***** PROVIDED DATA
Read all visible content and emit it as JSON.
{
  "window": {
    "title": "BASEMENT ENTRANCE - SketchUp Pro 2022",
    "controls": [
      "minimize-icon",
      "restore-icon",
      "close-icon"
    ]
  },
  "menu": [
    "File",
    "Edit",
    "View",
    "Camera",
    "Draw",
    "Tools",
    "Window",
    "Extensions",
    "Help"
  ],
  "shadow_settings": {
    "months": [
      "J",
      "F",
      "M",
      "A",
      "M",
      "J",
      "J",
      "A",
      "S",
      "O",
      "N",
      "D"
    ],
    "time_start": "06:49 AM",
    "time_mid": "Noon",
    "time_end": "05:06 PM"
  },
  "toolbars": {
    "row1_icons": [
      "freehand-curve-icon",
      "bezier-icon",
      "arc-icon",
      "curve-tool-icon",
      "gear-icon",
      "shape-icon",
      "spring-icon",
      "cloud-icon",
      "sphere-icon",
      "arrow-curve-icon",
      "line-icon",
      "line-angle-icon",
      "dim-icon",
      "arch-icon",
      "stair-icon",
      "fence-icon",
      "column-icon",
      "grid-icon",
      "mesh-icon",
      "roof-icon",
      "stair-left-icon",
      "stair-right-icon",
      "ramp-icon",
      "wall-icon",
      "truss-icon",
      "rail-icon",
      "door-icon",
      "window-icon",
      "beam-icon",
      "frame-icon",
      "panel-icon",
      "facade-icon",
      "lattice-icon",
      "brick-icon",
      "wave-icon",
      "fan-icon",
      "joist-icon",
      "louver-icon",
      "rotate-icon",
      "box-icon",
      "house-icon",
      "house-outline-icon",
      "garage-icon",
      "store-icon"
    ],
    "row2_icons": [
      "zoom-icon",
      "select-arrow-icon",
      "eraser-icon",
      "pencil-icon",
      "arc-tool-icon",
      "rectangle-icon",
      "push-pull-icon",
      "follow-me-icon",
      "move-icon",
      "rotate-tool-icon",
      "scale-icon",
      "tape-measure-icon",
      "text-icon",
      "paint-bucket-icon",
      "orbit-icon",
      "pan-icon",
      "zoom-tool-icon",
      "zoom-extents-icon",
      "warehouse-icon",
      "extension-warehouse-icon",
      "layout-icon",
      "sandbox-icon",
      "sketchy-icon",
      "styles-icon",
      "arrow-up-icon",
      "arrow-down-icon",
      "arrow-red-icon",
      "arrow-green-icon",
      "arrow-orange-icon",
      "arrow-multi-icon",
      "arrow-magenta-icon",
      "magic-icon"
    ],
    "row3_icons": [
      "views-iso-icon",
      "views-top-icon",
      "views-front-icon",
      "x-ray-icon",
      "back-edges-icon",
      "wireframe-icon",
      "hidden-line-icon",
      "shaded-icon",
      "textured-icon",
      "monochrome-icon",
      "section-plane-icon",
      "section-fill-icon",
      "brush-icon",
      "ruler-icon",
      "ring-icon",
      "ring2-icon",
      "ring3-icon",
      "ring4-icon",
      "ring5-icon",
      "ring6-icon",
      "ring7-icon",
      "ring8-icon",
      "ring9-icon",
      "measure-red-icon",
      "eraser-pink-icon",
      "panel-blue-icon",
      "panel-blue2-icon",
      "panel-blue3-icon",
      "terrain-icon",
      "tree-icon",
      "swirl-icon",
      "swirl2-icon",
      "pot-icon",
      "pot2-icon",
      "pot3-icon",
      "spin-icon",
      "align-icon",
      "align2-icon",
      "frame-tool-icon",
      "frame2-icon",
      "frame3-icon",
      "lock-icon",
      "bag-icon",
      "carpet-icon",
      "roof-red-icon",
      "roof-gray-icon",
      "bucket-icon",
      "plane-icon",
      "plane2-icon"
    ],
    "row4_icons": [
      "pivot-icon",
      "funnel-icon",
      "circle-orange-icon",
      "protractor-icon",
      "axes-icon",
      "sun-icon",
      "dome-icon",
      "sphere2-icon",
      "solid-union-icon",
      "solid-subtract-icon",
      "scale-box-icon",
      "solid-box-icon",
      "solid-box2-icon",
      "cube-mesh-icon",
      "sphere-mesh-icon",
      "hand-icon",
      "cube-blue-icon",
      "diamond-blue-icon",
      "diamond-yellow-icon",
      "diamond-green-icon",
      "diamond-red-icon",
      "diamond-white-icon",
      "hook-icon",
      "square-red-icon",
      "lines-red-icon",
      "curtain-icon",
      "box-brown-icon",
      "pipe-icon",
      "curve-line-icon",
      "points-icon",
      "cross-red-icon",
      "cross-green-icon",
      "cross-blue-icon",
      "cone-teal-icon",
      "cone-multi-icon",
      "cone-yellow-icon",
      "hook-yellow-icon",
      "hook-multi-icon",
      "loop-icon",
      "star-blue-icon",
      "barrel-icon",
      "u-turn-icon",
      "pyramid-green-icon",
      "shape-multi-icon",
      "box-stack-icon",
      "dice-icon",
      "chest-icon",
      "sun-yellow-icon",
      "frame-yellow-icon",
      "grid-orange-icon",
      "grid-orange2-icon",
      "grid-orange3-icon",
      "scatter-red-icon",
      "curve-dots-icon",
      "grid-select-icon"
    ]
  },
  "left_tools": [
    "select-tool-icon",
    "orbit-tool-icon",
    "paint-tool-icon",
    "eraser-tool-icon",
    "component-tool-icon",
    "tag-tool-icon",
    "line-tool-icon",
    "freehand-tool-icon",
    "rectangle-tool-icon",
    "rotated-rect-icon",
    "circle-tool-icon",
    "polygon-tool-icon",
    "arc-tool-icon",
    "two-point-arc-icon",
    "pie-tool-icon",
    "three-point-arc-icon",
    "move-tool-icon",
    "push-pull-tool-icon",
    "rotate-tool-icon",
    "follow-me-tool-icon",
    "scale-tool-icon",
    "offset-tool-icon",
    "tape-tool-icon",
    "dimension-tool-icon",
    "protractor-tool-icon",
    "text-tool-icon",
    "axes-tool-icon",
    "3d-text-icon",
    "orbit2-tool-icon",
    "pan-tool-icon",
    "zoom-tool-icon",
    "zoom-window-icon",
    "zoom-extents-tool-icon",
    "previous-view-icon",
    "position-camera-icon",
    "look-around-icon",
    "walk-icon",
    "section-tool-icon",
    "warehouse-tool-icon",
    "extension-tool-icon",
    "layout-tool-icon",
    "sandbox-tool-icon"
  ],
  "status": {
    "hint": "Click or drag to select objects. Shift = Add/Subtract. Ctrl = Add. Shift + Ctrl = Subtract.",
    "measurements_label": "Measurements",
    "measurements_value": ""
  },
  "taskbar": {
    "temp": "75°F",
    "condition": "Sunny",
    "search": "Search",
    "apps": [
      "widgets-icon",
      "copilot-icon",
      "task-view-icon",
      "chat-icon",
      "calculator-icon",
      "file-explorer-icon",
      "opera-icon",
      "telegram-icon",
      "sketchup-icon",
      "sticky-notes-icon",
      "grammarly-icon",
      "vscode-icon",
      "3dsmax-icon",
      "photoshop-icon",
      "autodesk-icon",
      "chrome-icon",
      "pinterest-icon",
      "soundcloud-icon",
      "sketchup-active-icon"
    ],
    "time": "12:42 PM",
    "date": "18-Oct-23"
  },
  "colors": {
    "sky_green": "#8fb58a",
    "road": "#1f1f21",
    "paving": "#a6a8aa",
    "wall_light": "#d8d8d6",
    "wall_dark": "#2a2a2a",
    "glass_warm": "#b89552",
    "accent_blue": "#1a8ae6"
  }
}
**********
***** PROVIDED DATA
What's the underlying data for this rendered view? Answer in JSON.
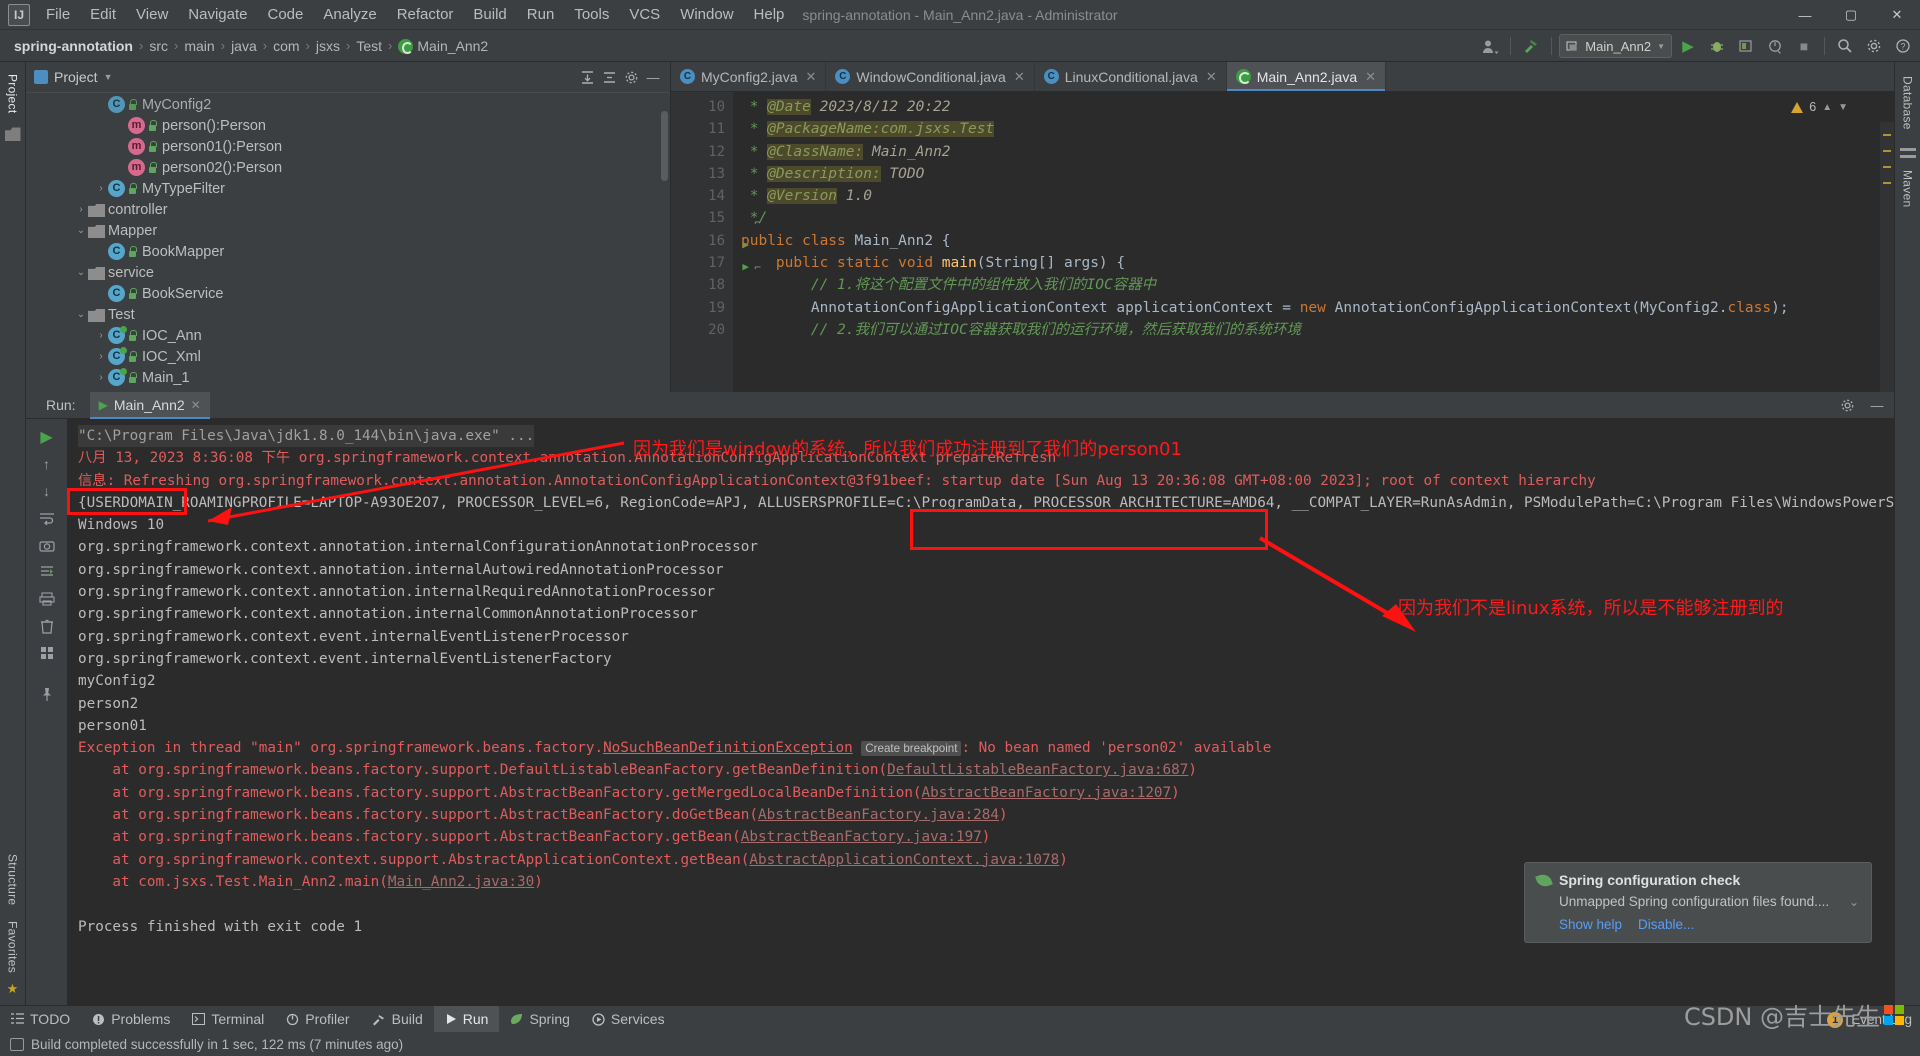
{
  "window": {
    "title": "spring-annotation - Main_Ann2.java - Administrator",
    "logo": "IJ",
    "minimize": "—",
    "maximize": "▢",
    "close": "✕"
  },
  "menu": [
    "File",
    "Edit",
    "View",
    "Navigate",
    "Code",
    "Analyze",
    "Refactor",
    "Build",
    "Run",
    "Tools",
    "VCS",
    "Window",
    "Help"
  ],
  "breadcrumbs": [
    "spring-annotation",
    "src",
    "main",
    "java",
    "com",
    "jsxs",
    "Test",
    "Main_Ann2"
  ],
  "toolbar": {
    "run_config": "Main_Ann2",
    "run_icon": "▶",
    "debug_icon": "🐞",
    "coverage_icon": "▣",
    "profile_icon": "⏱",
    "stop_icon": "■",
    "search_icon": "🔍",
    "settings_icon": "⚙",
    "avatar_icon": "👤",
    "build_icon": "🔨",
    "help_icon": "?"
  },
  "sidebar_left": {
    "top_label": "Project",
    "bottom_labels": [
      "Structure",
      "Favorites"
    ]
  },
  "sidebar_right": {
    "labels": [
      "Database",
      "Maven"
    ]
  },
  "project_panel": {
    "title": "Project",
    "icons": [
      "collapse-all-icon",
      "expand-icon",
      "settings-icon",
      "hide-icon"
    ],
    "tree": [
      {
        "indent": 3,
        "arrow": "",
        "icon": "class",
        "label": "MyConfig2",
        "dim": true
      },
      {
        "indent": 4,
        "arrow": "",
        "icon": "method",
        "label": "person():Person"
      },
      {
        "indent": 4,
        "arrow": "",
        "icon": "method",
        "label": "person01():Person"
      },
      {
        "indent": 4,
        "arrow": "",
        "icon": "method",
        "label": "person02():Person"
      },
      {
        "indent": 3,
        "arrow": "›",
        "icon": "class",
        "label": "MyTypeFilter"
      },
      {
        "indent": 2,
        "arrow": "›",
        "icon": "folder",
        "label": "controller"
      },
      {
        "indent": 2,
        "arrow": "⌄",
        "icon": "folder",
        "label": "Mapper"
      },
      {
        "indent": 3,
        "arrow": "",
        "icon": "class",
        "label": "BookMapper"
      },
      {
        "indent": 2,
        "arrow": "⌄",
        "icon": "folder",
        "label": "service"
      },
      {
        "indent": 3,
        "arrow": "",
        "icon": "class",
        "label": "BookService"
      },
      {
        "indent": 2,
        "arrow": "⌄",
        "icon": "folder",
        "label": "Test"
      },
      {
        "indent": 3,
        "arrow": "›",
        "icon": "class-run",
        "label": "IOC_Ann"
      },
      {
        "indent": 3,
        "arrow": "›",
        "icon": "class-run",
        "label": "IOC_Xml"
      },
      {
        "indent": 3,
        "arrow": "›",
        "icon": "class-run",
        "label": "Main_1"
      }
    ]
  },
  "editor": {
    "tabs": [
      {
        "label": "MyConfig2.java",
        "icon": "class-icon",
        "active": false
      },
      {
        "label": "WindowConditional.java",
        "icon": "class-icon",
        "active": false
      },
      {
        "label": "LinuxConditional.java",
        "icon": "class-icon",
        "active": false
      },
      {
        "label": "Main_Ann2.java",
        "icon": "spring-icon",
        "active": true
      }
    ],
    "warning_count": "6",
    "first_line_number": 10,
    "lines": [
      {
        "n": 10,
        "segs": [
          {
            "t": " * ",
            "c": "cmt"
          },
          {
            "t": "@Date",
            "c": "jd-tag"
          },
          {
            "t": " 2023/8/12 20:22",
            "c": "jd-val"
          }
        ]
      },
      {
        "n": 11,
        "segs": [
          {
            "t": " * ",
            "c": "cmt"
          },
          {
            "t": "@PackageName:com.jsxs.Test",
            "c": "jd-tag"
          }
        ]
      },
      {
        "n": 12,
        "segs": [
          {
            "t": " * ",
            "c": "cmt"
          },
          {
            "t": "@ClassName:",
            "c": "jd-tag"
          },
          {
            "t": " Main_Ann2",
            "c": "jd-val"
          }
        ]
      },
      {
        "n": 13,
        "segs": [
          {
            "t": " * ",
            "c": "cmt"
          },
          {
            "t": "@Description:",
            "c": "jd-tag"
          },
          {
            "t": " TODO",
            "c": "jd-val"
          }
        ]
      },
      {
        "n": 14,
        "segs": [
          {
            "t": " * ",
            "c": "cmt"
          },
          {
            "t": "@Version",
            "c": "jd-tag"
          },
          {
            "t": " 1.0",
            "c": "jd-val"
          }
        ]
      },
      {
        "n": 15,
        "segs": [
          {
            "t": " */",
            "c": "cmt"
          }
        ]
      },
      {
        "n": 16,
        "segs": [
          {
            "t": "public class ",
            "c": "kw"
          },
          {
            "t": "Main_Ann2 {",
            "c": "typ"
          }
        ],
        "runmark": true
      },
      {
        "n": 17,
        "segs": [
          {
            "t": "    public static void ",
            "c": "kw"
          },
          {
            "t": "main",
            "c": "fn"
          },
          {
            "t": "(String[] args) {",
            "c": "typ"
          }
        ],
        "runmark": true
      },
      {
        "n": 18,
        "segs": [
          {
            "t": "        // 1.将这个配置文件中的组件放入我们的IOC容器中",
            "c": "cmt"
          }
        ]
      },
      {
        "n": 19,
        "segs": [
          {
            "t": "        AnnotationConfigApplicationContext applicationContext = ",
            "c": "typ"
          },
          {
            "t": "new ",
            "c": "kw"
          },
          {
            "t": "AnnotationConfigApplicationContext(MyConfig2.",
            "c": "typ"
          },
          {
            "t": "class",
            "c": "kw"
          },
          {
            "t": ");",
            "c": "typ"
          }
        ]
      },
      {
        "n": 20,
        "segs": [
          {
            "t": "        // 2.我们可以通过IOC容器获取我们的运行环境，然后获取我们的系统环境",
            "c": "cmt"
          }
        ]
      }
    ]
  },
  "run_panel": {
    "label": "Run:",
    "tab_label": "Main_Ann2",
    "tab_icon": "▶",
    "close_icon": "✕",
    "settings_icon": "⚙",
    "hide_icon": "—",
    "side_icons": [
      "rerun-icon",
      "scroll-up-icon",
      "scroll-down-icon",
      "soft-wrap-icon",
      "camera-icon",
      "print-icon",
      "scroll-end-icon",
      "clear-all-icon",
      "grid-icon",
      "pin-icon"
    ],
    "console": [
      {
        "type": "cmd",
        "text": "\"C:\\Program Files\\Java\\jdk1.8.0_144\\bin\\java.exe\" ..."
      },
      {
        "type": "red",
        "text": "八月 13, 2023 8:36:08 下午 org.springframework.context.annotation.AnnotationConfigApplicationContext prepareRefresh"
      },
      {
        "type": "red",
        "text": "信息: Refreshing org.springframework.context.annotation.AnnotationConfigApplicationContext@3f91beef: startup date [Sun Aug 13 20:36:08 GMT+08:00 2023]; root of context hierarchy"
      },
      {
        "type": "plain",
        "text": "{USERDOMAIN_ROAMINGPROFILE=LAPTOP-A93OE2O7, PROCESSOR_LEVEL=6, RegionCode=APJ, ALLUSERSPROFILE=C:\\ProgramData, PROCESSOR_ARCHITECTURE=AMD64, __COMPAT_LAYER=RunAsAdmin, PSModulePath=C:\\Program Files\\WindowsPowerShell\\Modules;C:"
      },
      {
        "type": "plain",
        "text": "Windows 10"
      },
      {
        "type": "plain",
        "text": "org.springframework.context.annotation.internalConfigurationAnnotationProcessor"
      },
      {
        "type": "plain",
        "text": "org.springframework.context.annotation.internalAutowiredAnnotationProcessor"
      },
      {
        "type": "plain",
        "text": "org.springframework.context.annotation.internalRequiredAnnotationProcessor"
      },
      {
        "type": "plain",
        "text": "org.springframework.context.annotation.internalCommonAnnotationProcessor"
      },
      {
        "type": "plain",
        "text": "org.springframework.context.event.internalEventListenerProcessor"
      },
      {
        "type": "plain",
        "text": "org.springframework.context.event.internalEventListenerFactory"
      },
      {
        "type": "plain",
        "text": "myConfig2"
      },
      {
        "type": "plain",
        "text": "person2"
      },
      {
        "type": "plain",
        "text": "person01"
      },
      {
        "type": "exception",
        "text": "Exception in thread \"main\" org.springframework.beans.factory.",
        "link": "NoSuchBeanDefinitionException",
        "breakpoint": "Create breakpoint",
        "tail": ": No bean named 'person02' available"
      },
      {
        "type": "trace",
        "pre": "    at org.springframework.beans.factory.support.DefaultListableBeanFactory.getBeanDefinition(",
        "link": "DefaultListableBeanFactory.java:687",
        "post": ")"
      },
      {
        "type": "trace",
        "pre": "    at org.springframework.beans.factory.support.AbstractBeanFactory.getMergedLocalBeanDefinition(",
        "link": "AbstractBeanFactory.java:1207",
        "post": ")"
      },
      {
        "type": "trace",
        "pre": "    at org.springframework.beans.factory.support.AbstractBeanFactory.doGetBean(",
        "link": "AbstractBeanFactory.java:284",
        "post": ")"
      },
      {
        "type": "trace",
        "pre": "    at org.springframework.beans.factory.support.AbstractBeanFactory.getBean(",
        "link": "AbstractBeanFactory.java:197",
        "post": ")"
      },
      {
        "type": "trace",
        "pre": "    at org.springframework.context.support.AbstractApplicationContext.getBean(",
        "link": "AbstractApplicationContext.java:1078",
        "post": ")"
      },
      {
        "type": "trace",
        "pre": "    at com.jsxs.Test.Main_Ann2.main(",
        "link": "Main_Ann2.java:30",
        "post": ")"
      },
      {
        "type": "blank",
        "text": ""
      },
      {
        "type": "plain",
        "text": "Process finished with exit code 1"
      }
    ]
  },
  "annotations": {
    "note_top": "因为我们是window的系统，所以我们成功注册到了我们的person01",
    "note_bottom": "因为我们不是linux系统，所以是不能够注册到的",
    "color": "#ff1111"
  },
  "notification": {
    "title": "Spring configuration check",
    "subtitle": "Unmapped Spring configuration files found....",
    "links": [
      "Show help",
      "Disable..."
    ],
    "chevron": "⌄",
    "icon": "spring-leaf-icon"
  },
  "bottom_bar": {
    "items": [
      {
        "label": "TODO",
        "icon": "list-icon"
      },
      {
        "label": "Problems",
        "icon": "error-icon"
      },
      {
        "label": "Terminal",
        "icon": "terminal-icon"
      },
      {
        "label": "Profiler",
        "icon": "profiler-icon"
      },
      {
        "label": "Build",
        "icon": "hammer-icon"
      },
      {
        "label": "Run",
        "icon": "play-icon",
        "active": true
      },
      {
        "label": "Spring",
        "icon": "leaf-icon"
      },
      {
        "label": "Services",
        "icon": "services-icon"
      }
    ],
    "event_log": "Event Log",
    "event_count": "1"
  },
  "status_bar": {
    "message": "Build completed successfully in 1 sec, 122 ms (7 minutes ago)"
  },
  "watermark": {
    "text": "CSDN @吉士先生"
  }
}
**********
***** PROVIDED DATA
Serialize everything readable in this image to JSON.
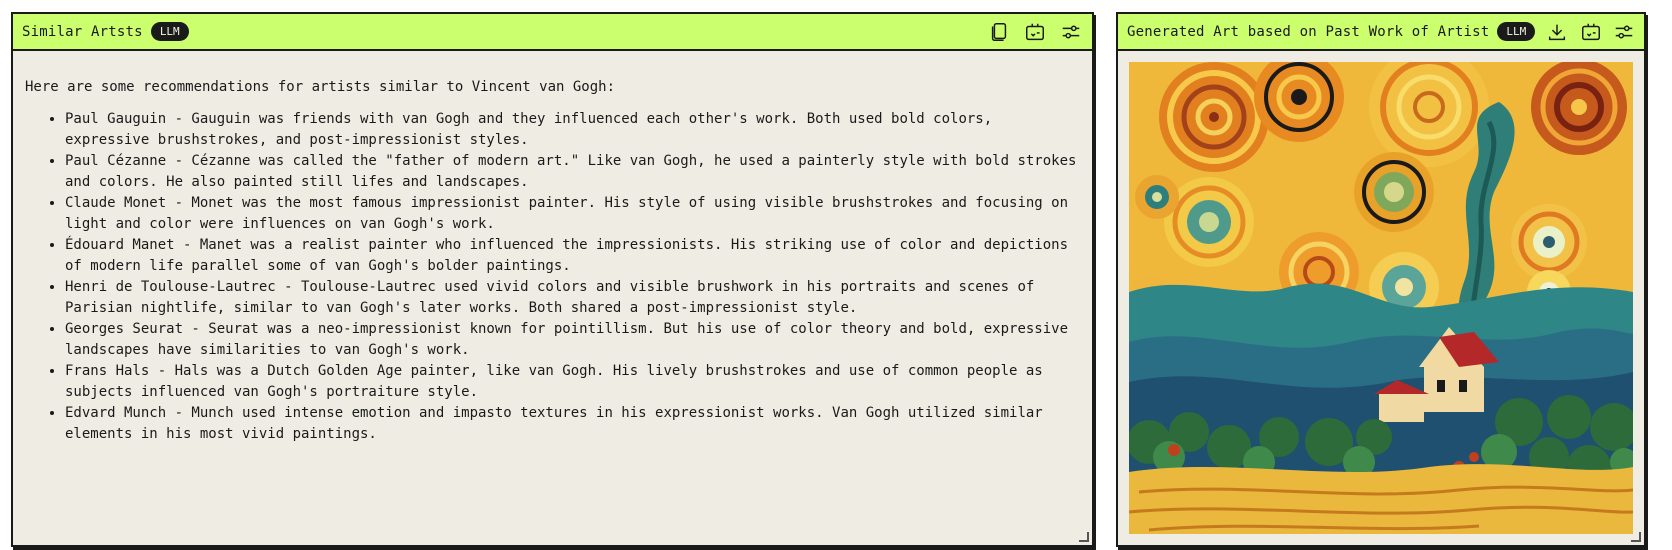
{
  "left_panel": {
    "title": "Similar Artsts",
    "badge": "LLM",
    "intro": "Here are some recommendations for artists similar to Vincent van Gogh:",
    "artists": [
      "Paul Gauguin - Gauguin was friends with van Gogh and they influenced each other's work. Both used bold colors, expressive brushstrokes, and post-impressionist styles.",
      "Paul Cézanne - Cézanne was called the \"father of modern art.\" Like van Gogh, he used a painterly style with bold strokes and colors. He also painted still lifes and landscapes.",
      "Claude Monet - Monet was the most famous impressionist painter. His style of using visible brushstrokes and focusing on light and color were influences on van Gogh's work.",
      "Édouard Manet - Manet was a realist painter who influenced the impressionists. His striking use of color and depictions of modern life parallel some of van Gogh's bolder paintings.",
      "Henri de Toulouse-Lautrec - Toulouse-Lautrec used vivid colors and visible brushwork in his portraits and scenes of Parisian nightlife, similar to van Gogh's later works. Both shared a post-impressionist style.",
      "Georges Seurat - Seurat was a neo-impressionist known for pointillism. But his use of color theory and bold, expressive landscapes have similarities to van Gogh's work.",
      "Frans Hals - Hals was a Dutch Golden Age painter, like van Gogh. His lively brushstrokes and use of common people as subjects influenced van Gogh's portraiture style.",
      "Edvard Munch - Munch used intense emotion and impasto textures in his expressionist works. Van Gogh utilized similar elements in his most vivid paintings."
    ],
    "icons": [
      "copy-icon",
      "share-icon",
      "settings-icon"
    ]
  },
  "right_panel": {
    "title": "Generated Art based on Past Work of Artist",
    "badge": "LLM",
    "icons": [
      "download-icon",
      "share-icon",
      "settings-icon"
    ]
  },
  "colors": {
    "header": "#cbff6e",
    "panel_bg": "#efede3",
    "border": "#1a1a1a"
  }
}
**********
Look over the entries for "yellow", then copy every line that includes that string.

# RESPONSE BOX
      "diamond-yellow-icon",
      "cone-yellow-icon",
      "hook-yellow-icon",
      "sun-yellow-icon",
      "frame-yellow-icon",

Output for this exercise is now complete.